April is autism acceptance month. In this blog today I want parents of girls to be aware that not all girls show the “typical autism traits”. It is estimated that approximately 60% of girls with PCDH19 will be somewhere on the autism spectrum and/or are Neurodivergent, this includes ADD/ADHD/PDA/ ODD/dyslexia/dyspraxia. I was not diagnosed with Autism until I was 12, I was always the quiet nerdy child that would prefer sitting reading a book than playing or mixing with my peers. I was always academically inclined, but I struggled socially. I had a lot of tantrums and meltdowns due to sensory overload. Girls are better at masking their autism, meaning that they will repeat behaviors that their peers do, if someone says “I like gaming” a girl would say “I like gaming too” even though deep down she has no interest in it. Autistic children want to make friends and struggle with it. From an autistic point of view wearing the “mask” can be very mentally draining.

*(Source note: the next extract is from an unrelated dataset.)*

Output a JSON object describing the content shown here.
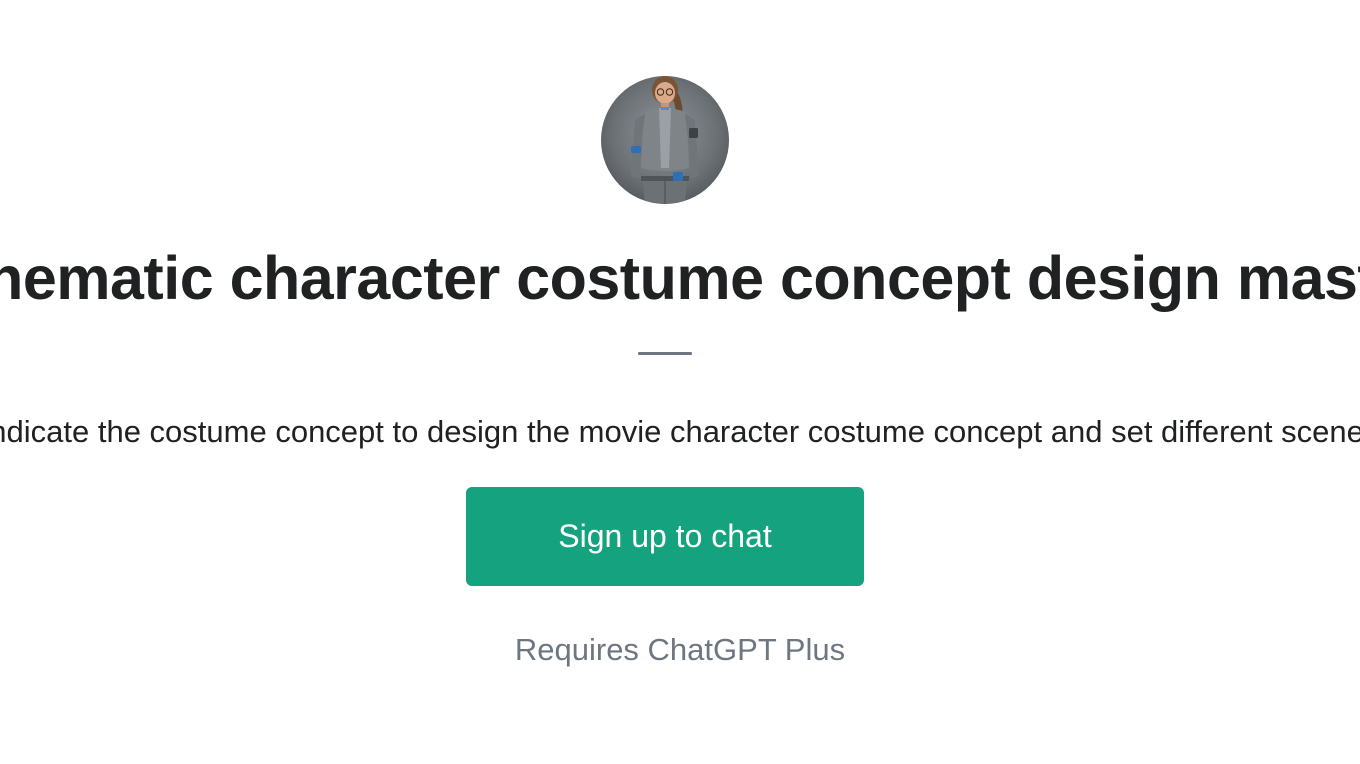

Living as an autistic adult at 30 years old– I embrace life and I see the world differently from the average person. I want to see the world changed for the better. I am an advocate for disability and LGBT rights. my special interests are disability rights, LGBT rights, Travel, and GAA (Gaelic games, Gaelic football, hurling, and camogie). When it comes to special interests’ girls’ special interests tend to be more sociable than boys (but not all the time) an example of this is a boy’s special interest might be train spotting, but a girl’s special interest might be travel in general.

I volunteer with various charities here in Ireland and am on the steering group of Full Spectrum Ireland. I think and see the world through pictures which is a good thing. I am really good at remembering phone numbers and If I am interested in something, I will retain the information and learn quicker. When I am really into something, I will have a deep focus on it and if it is a task, I will want it done right.

Sensory issues can be a challenge, but I have coping mechanisms on how to handle them. I can only wear certain materials and am sensitive when it comes to choosing what I wear. I still like to have some style an example of this is I cannot wear lace or denim. If I have to wear something that is either of those materials, I wear cotton underneath it e.g., my previous job in Penney’s (Primark in the UK and USA) was jeans and the worktop. Every day I would put on a pair of leggings under my Jeans to decrease sensitivity. Another item I cannot wear are bras,